In the realm of financial opportunities, Lincoln Heritage Life Insurance Company has emerged as a controversial entity, often scrutinized for its business model. The central question at hand is whether Lincoln Heritage operates as a pyramid scheme, a deceptive practice that prioritizes recruitment over actual product sales. To unravel this enigma, let’s embark on a comprehensive examination of the company’s structure, compensation plan, and ethical implications.
Unveiling the Company Structure
Lincoln Heritage Life Insurance Company, established in 1965, markets pre-need funeral insurance and life insurance products. The company’s sales strategy hinges on a multi-level marketing (MLM) approach, where individuals can earn commissions by selling Lincoln Heritage products and recruiting new agents. This MLM structure has raised concerns about the company’s legitimacy, prompting the question: Does Lincoln Heritage prioritize product sales or recruitment?
Dissecting the Compensation Plan
Lincoln Heritage’s compensation plan rewards agents not only for selling products but also for recruiting new agents. This emphasis on recruitment has fueled suspicions that the company functions as a pyramid scheme, where the primary focus lies in expanding the agent network rather than generating genuine product sales.
Navigating the Ethical Maze
The ethical implications of Lincoln Heritage’s business model are complex and debatable. While the company does offer legitimate insurance products, its heavy reliance on recruitment has raised concerns about the sustainability of its business model and the potential exploitation of its agents. Critics argue that the focus on recruitment can lead to misrepresentation of the business opportunity and financial strain on new agents struggling to recoup their initial investment.

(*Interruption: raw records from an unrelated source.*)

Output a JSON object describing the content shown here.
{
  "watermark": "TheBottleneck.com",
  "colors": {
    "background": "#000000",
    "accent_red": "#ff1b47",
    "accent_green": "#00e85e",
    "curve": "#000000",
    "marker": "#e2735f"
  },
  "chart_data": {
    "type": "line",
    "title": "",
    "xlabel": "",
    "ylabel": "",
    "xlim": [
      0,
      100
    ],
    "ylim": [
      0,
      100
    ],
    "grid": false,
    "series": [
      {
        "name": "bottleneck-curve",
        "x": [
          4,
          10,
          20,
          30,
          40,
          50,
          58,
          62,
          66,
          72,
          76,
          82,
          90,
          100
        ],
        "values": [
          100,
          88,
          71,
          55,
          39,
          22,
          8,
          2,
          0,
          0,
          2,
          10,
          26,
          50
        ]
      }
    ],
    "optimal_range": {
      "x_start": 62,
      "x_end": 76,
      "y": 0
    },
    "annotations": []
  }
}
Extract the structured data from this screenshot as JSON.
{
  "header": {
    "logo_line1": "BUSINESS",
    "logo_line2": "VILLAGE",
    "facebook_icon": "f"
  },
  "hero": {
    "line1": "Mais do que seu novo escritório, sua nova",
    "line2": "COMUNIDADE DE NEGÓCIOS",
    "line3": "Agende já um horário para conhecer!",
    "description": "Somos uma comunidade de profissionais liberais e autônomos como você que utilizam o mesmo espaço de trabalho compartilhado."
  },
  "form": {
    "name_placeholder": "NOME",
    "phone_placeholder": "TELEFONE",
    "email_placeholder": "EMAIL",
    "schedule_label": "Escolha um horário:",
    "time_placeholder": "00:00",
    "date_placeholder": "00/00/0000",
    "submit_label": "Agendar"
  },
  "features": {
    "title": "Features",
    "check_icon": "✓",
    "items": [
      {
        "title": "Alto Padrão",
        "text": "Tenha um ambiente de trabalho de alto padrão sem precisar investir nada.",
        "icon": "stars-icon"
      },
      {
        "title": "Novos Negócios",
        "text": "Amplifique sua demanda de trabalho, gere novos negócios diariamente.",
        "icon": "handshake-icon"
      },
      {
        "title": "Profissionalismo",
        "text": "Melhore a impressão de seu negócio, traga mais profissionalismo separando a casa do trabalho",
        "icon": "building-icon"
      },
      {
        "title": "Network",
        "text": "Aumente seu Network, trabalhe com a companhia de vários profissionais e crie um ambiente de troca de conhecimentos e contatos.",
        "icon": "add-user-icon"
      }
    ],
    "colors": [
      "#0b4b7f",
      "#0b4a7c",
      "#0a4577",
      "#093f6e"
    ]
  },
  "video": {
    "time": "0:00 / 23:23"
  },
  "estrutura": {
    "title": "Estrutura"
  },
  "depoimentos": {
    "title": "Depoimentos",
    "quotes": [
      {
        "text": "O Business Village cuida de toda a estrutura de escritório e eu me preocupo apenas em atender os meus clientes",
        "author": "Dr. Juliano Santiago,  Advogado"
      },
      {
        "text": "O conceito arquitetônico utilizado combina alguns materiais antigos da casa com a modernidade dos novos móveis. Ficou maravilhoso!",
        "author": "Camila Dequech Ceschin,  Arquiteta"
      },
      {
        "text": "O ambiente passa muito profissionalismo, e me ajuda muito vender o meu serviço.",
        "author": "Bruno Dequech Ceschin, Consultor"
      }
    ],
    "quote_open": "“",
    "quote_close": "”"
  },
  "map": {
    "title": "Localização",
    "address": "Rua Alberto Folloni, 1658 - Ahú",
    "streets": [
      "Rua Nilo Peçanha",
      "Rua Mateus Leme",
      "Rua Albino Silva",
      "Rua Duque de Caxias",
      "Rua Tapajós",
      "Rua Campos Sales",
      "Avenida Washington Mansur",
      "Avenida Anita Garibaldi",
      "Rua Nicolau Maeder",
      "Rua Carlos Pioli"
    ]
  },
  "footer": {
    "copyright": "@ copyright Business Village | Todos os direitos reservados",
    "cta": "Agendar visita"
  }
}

Distinguishing Pyramid Schemes from Legitimate MLMs
To accurately classify Lincoln Heritage, it’s crucial to distinguish between legitimate MLMs and pyramid schemes. A legitimate MLM emphasizes product sales and generates revenue primarily from product consumption. Conversely, a pyramid scheme prioritizes recruitment, with commissions derived primarily from signing up new agents rather than product sales.
Evaluating Lincoln Heritage’s Business Model
Assessing Lincoln Heritage’s business model against the criteria of a pyramid scheme reveals several red flags. The company’s emphasis on recruitment, the lack of focus on retail sales, and the potential for financial strain on new agents raise concerns about its legitimacy.
- Is Lincoln Heritage a pyramid scheme?
Based on the characteristics of pyramid schemes, Lincoln Heritage exhibits several concerning traits, including a strong emphasis on recruitment and potential financial strain on new agents.
- Does Lincoln Heritage offer legitimate products?
Yes, Lincoln Heritage offers pre-need funeral insurance and life insurance products. However, the company’s business model raises concerns about its focus on recruitment rather than genuine product sales.
- Is it possible to make money with Lincoln Heritage?
While some Lincoln Heritage agents have achieved financial success, the company’s business model makes it challenging for many to recoup their initial investment and earn sustainable income.
- What are the risks of joining Lincoln Heritage?
The potential risks include financial strain due to upfront costs, difficulty generating sustainable income, and ethical implications associated with the company’s recruitment-driven business model.
- What are the alternatives to Lincoln Heritage?
Numerous legitimate MLM and direct sales opportunities exist that emphasize product sales and offer transparent compensation plans.
Lincoln Heritage’s business model raises significant concerns about its legitimacy. Effective branding is a crucial part of a successful business, as it not only establishes trust and credibility but also helps differentiate a company from potential ethical concerns, such as those arising from a business model that emphasizes recruitment over retail sales, potentially leading to financial strain and ethical dilemmas resembling characteristics of a pyramid scheme, as seen in the case of Lincoln Heritage.